(Dataset rows for apps and sites)
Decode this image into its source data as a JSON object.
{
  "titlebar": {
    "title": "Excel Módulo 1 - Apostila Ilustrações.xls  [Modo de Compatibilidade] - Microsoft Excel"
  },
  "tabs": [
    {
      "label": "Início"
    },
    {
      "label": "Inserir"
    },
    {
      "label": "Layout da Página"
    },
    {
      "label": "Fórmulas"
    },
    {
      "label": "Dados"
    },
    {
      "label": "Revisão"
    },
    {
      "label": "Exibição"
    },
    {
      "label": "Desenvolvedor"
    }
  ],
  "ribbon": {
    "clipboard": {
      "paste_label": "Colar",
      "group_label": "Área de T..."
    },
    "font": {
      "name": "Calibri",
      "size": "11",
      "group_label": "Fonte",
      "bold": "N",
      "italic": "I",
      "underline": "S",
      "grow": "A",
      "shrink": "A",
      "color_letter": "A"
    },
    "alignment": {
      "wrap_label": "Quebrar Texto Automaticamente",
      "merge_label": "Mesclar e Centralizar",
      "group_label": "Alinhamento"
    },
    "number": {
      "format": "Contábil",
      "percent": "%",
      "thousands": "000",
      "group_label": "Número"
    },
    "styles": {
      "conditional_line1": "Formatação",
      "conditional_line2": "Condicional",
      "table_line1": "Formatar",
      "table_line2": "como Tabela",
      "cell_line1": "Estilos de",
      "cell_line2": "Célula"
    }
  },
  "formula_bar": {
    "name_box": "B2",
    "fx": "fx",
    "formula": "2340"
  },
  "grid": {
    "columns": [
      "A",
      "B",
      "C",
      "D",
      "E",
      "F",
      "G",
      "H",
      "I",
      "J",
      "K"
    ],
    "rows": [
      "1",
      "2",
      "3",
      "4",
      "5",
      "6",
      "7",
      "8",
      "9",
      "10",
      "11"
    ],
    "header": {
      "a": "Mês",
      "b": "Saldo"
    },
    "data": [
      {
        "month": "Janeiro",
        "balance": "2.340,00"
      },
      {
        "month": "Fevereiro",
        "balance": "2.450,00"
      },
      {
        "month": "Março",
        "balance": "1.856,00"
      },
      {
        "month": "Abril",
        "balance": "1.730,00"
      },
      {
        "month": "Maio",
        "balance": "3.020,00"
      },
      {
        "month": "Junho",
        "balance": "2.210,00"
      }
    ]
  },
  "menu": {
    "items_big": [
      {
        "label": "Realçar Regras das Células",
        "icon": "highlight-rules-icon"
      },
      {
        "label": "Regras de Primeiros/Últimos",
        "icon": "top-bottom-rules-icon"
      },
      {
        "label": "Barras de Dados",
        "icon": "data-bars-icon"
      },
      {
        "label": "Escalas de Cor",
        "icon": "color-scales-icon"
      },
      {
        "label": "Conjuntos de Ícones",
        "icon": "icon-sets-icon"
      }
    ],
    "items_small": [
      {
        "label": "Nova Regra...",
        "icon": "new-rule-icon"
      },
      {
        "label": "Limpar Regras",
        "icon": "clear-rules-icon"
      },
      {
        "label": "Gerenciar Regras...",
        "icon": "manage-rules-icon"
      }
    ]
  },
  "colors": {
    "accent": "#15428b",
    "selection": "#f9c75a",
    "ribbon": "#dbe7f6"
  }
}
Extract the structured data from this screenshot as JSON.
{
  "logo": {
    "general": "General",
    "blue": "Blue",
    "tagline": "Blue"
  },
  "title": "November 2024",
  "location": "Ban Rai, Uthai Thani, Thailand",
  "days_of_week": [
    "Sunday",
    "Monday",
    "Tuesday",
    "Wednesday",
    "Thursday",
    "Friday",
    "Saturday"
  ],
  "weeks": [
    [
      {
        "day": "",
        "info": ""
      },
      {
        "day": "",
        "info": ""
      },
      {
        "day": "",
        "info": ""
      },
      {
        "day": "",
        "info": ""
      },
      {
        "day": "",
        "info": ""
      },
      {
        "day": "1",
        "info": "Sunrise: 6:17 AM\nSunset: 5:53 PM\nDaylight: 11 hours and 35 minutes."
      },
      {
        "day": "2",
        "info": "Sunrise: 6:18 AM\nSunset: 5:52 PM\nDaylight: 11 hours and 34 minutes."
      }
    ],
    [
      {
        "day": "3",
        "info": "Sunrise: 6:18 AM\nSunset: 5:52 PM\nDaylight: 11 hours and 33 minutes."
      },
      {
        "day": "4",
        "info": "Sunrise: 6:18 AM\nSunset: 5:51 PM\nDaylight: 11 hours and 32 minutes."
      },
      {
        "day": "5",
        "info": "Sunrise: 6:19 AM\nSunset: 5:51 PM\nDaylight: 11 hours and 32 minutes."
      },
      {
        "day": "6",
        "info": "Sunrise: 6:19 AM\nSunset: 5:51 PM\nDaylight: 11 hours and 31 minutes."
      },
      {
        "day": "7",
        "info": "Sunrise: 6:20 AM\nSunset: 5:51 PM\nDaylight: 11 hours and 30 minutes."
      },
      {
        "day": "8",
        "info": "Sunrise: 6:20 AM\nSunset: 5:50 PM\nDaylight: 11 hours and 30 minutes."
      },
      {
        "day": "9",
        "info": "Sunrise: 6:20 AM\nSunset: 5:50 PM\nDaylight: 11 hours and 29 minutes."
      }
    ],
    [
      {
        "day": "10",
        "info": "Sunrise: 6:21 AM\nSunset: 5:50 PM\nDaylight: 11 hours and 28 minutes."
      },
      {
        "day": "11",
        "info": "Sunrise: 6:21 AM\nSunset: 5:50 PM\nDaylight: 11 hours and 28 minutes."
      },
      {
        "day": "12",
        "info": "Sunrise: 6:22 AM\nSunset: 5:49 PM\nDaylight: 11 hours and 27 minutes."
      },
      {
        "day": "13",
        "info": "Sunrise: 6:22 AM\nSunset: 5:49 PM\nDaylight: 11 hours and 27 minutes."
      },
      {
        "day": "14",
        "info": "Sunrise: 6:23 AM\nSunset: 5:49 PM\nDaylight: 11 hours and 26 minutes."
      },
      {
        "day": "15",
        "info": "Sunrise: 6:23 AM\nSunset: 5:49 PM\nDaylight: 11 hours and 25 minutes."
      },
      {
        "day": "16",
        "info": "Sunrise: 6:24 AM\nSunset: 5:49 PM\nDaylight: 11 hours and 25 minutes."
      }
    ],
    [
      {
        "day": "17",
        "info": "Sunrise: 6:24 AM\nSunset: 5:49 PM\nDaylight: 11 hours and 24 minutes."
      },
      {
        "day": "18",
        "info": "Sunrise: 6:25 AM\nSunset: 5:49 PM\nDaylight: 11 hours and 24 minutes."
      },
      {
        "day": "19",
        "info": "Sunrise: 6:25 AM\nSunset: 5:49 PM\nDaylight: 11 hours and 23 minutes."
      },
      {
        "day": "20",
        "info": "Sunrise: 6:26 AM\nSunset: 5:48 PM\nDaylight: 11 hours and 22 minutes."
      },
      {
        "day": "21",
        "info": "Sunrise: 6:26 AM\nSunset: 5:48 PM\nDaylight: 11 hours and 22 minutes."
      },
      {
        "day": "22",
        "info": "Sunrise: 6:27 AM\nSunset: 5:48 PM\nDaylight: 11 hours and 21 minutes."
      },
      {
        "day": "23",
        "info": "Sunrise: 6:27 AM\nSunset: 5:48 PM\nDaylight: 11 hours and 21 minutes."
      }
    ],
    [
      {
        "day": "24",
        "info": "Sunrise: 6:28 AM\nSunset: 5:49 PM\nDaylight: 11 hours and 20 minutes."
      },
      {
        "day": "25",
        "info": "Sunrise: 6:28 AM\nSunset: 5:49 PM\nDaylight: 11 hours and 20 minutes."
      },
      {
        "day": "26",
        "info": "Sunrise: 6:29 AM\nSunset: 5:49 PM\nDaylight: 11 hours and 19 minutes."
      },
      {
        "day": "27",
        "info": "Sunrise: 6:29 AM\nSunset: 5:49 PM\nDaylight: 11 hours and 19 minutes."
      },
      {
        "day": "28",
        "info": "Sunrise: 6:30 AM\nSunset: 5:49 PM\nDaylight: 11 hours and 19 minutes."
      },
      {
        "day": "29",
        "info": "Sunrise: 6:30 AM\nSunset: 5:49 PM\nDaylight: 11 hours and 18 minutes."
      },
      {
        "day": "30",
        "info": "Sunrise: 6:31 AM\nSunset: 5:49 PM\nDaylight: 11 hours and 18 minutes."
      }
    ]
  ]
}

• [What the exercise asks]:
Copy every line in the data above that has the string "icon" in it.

• [Response area]:
        "icon": "highlight-rules-icon"
        "icon": "top-bottom-rules-icon"
        "icon": "data-bars-icon"
        "icon": "color-scales-icon"
        "icon": "icon-sets-icon"
        "icon": "new-rule-icon"
        "icon": "clear-rules-icon"
        "icon": "manage-rules-icon"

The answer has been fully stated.